By |May 26th, 2015|Analytics, Culture, Polling|

It’s a sad commentary on the modern Democratic party, but it’s an accurate commentary nonetheless:

Don’t expect any official “Atheists for Hillary” outreach, but political progressives are cheered by a study showing a rise in the number of nonreligious Americans.

That’s how Albert Hunt starts out a recent Bloomberg column analyzing the recently released Pew Religious Landscape Study. Pew’s analysis of a massive 35,000 sample shows a decline for Christianity in America, both as a share of the total population (down 7.8%) and in raw numbers:

Using the margins of error to calculate a probable range of estimates, it appears that the number of Christian adults in the U.S. has shrunk by somewhere between 2.8 million and 7.8 million.

What does this have to do with politics? Despite loud public protests to the contrary, Democratic strategists are downright gleeful about the drop in the population of people with deeply held religious beliefs. Mr. Hunt explains why:

Republicans consistently do well among voters with strong religious beliefs, and Democrats score better with voters who don’t express religious views…

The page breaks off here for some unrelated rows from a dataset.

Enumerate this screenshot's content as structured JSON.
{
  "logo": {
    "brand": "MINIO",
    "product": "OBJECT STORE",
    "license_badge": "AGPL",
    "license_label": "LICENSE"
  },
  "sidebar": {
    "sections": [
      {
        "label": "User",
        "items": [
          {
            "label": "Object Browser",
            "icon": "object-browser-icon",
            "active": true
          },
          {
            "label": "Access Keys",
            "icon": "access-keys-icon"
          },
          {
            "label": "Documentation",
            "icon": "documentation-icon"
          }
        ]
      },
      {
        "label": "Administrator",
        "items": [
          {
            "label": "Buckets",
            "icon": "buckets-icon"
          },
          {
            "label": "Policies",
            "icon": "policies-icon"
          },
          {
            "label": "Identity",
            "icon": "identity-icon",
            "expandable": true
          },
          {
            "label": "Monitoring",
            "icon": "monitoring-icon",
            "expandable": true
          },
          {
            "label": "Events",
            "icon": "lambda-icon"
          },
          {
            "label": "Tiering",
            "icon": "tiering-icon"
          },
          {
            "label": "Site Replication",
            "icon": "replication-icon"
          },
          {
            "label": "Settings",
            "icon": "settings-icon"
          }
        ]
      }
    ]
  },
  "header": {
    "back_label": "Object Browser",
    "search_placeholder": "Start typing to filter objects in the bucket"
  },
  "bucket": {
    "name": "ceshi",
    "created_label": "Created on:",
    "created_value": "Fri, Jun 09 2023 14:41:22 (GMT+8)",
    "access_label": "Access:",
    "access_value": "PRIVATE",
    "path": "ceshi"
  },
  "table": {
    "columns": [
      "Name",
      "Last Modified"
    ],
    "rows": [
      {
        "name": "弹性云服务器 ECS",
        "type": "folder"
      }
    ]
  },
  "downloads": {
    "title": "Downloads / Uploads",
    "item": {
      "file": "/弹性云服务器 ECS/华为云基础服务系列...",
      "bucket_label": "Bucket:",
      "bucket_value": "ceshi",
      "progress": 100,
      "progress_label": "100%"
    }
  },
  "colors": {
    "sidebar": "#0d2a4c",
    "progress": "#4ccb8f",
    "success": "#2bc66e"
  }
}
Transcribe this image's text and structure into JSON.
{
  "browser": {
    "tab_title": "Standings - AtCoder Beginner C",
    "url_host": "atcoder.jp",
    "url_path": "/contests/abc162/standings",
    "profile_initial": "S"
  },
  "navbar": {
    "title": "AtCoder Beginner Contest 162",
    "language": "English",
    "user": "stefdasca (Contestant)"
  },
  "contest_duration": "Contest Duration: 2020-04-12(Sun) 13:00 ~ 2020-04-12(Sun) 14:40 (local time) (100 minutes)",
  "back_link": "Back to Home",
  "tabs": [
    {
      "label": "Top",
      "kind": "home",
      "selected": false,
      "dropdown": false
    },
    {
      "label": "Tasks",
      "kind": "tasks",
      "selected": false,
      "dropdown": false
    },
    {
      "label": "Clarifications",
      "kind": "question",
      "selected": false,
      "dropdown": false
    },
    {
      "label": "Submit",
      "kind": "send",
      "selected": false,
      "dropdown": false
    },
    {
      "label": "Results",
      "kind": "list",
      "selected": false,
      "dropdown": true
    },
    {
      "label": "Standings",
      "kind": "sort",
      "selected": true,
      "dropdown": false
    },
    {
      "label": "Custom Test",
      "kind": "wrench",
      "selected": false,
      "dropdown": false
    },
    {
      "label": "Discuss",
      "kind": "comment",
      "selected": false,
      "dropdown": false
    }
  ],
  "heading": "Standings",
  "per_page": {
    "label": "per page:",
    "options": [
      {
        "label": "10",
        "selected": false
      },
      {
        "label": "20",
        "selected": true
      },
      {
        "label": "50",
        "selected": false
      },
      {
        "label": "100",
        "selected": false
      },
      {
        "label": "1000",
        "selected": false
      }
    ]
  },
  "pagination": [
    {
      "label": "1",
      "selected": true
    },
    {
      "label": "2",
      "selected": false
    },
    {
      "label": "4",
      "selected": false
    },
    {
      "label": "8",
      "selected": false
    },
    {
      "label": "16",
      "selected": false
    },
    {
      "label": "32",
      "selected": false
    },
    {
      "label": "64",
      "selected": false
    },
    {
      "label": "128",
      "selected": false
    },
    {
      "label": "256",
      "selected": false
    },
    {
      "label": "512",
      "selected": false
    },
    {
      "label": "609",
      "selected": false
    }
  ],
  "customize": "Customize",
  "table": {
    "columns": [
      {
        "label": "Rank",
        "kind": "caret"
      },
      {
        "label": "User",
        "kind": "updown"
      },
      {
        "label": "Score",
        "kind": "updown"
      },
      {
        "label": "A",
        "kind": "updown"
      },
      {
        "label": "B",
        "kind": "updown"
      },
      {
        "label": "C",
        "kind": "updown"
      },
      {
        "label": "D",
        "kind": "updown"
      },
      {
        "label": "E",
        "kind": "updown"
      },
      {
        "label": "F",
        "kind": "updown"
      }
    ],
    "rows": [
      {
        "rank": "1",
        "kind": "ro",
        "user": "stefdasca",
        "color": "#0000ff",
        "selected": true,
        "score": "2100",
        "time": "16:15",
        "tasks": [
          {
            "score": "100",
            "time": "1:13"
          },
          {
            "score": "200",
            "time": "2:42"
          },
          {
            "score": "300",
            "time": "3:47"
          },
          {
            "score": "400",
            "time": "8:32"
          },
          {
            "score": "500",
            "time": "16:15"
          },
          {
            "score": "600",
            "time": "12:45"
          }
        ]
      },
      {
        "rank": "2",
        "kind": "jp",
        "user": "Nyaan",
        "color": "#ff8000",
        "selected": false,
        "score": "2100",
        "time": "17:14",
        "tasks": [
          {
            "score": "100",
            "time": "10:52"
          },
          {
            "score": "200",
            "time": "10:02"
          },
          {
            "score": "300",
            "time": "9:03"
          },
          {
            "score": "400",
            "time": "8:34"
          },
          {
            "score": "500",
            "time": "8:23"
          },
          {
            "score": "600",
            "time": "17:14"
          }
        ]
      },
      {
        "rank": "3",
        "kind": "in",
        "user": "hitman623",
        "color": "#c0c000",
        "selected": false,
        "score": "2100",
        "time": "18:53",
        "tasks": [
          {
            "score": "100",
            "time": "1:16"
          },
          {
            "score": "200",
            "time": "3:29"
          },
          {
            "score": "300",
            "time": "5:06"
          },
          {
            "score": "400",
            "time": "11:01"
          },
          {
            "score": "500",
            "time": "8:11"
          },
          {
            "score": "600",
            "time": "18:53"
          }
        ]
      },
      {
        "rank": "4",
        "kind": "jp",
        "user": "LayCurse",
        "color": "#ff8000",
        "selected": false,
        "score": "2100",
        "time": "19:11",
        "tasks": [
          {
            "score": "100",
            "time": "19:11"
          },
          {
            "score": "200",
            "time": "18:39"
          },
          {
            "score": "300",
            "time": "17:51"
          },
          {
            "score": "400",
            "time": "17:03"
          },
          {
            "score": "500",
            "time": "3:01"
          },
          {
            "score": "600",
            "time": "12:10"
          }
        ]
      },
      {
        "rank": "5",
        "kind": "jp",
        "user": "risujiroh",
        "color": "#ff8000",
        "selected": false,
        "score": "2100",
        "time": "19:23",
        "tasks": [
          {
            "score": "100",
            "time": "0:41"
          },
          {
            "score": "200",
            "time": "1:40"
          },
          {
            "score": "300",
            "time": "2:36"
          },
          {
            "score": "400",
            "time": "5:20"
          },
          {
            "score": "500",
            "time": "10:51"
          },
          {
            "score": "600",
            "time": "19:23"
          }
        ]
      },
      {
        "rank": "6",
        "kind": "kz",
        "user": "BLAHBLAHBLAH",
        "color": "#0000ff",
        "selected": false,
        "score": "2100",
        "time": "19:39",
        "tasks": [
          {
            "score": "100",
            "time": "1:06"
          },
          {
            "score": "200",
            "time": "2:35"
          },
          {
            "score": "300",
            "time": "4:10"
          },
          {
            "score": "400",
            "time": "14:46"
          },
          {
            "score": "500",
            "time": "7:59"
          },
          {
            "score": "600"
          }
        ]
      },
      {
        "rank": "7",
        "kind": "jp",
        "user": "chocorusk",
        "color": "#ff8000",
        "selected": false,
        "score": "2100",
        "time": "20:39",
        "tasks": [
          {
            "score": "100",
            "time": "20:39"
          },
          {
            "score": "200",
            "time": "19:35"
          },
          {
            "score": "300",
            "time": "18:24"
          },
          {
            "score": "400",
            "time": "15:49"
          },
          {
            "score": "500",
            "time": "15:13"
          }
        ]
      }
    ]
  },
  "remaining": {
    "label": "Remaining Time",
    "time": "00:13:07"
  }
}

In the last presidential election, Mitt Romney easily won among Christian voters, and Obama carried 70 percent of the unaffiliated. This divide was even more apparent in the 2014 congressional elections.

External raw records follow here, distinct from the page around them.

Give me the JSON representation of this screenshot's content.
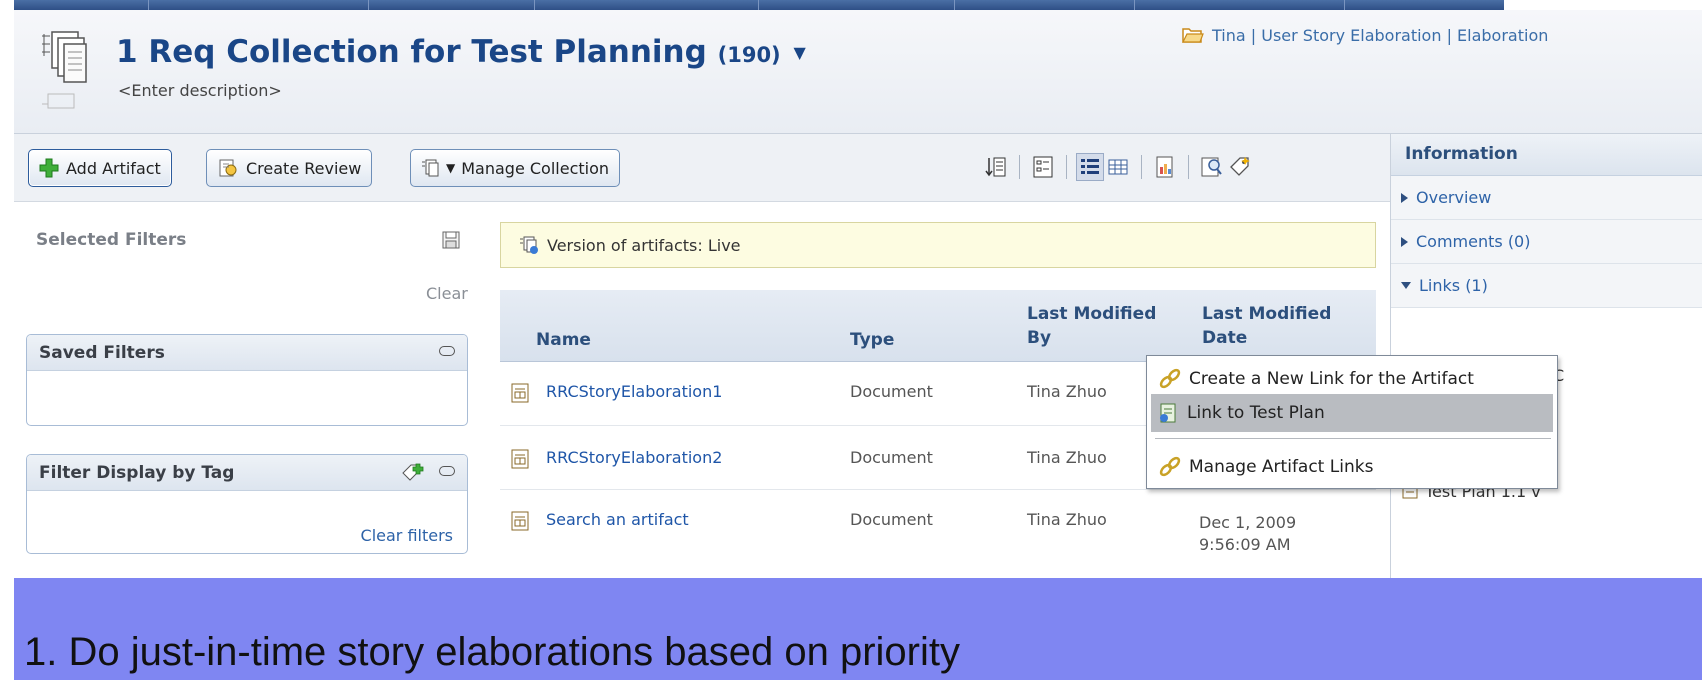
{
  "header": {
    "title": "1 Req Collection for Test Planning",
    "count": "(190)",
    "description": "<Enter description>",
    "project_path": "Tina | User Story Elaboration | Elaboration"
  },
  "toolbar": {
    "add_artifact": "Add Artifact",
    "create_review": "Create Review",
    "manage_collection": "Manage Collection"
  },
  "filters": {
    "selected_title": "Selected Filters",
    "clear": "Clear",
    "saved_title": "Saved Filters",
    "tag_title": "Filter Display by Tag",
    "clear_filters": "Clear filters"
  },
  "version_bar": "Version of artifacts: Live",
  "table": {
    "headers": {
      "name": "Name",
      "type": "Type",
      "modified_by_1": "Last Modified",
      "modified_by_2": "By",
      "modified_date_1": "Last Modified",
      "modified_date_2": "Date"
    },
    "rows": [
      {
        "name": "RRCStoryElaboration1",
        "type": "Document",
        "by": "Tina Zhuo",
        "date_1": "",
        "date_2": ""
      },
      {
        "name": "RRCStoryElaboration2",
        "type": "Document",
        "by": "Tina Zhuo",
        "date_1": "",
        "date_2": ""
      },
      {
        "name": "Search an artifact",
        "type": "Document",
        "by": "Tina Zhuo",
        "date_1": "Dec 1, 2009",
        "date_2": "9:56:09 AM"
      }
    ]
  },
  "info_panel": {
    "title": "Information",
    "items": [
      "Overview",
      "Comments (0)",
      "Links (1)"
    ],
    "link_item": "Test Plan 1.1 v",
    "side_letter": "C"
  },
  "context_menu": {
    "items": [
      "Create a New Link for the Artifact",
      "Link to Test Plan",
      "Manage Artifact Links"
    ]
  },
  "banner": "1.  Do just-in-time story elaborations based on priority",
  "colors": {
    "title_blue": "#1a4687",
    "link_blue": "#1f56a8",
    "banner": "#7f86f2",
    "version_bar": "#fdfce1",
    "menu_highlight": "#b9bcc1"
  }
}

The most profound implications of this insight might not be the cultural shift itself, but rather the policies pushed by progressive lawmakers hoping to drive up the number of agnostics and atheists. One thing is certain: wherever they can find votes, Democrats will evolve their positions to accommodate and expand their disparate coalition.

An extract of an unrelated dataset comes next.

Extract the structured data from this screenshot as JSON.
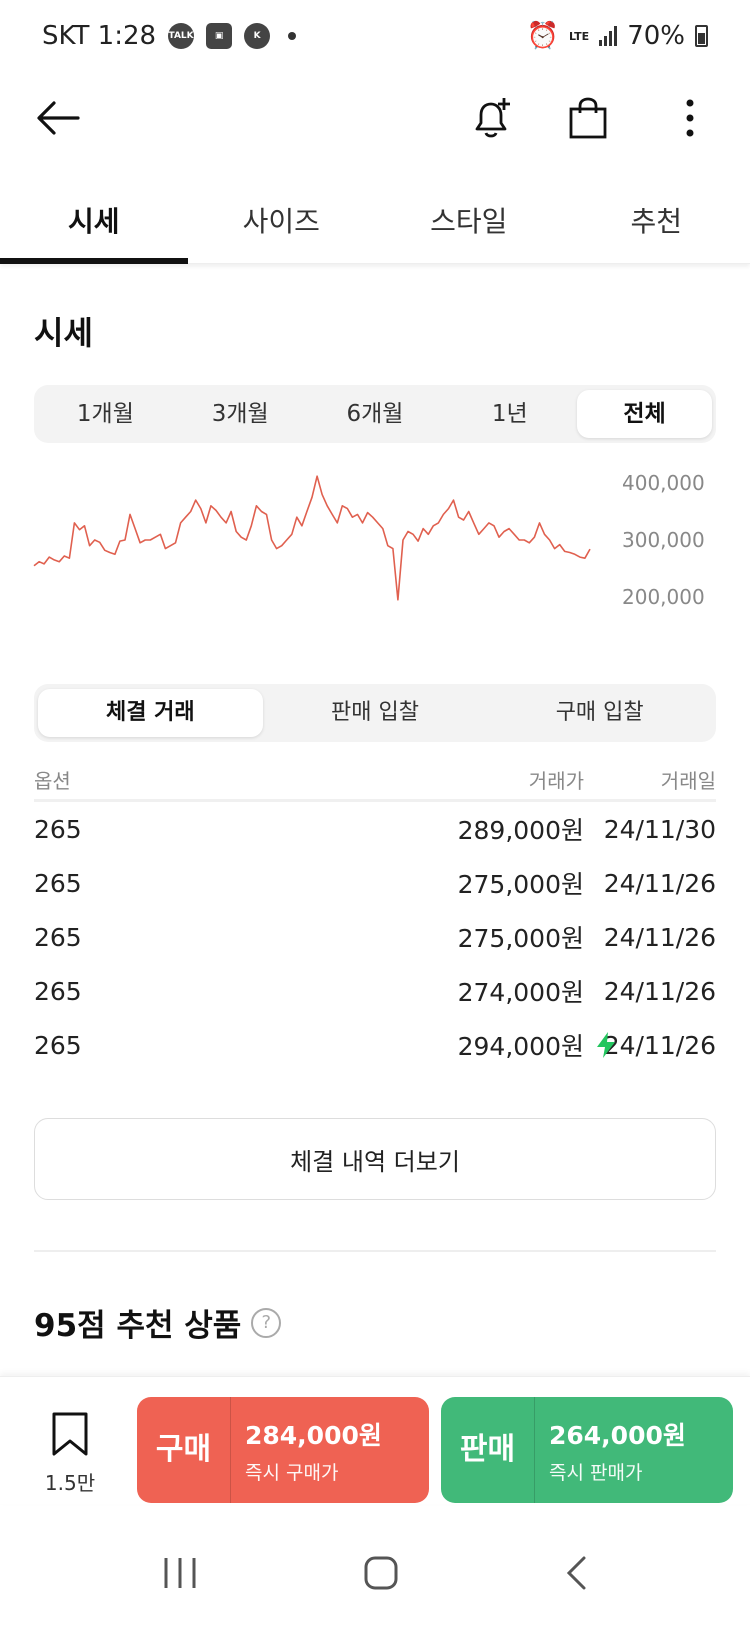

This presents an interesting moment for Democrats that might put them in a Catch-22: will they push policies designed to drive up the number of nonreligious Americans in order to change political demographics? If so, it puts them at odds with traditionally Democratic coalitions, including the African-American community and the growing Hispanic community.

Just as many Southern Democrats have moved aggressively to the Republican party in the last decade, by continuing to push their progressive agenda, the Democratic Party risks alienating even more voters. The question now is if their political calculations earn them a new, amorphous “nonreligious” coalition at the cost of sizable blocks of voters who very much value their religious beliefs and freedom. They cannot hold both.